**Problem to solve:**
Using the records below, give the number of lines where the word "name" appears, with no further output.

**Data:**
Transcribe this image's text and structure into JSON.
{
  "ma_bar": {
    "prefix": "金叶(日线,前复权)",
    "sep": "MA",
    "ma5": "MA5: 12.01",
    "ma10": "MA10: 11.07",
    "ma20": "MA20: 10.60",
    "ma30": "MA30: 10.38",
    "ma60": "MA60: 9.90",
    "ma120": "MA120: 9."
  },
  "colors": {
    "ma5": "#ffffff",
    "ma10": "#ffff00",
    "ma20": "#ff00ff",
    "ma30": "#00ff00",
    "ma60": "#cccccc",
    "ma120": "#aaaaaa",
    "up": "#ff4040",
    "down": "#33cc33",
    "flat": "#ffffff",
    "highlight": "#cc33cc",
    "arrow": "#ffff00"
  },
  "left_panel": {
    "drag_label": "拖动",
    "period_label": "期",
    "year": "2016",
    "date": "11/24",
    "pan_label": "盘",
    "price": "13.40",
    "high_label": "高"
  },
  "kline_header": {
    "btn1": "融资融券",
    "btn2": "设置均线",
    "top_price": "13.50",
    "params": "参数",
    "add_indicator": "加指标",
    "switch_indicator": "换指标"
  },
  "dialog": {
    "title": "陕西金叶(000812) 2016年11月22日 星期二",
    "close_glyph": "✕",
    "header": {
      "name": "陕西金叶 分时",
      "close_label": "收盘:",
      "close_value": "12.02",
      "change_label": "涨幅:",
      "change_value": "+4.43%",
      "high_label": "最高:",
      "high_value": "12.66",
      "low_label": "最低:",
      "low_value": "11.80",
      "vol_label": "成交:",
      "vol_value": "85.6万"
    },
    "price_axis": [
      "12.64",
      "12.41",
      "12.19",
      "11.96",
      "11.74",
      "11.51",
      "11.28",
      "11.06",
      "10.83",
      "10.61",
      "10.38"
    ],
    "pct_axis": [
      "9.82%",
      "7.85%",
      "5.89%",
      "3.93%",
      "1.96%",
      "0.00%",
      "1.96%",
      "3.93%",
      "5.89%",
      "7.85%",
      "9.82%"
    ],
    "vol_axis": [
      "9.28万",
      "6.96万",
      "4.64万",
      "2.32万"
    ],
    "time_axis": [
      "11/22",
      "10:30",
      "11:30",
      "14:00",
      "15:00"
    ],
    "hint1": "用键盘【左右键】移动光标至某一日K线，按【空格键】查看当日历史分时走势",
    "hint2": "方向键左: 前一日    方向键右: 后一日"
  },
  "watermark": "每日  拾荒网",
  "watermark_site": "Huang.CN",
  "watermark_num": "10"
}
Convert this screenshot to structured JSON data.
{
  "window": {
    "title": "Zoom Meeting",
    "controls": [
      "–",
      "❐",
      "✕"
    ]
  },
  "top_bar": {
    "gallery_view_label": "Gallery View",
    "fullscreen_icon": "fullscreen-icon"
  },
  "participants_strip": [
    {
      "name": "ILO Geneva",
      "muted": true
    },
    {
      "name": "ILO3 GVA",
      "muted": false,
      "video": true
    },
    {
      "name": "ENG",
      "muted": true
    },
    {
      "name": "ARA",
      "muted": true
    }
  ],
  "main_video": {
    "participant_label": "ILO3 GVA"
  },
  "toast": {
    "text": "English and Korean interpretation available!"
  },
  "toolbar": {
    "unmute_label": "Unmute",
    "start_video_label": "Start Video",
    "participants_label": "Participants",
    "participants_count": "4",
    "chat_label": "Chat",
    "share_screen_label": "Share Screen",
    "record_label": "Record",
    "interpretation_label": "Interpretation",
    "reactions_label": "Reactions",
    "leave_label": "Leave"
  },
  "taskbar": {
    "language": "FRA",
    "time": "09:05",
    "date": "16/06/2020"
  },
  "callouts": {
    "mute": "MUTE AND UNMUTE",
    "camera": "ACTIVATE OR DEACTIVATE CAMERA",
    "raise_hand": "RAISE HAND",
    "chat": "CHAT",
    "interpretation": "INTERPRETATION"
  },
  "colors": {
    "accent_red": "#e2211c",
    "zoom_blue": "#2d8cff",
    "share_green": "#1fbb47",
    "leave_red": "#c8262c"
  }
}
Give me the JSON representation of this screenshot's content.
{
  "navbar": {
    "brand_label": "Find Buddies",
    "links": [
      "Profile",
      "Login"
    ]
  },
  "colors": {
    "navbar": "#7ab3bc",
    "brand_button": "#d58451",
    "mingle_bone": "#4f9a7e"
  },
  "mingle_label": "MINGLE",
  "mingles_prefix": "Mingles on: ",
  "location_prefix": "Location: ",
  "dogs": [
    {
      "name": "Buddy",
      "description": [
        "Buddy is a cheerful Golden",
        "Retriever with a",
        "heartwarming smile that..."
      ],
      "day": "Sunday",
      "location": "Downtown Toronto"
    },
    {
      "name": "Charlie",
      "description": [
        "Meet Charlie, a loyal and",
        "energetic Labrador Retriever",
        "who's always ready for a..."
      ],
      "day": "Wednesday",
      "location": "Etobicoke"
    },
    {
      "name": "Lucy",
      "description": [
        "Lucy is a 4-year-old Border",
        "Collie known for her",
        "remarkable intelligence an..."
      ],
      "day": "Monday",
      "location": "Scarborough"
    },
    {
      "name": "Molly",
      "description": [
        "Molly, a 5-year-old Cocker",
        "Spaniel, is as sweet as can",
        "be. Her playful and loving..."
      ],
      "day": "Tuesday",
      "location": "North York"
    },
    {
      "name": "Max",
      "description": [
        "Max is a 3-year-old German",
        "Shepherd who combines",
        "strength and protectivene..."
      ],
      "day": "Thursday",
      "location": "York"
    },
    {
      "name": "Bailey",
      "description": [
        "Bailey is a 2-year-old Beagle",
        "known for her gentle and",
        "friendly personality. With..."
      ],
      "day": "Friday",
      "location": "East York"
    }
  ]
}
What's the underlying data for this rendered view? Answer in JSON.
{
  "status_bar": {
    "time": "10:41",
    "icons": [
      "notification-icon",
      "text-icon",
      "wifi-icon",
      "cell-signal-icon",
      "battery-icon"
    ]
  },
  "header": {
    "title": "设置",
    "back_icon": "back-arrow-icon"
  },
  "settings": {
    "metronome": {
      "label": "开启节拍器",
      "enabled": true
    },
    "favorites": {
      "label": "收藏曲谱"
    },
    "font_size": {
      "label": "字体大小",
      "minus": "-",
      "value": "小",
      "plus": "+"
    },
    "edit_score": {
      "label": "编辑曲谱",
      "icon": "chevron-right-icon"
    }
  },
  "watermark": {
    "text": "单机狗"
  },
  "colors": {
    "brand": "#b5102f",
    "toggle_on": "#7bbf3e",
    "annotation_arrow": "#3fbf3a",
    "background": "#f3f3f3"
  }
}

**Response:**
11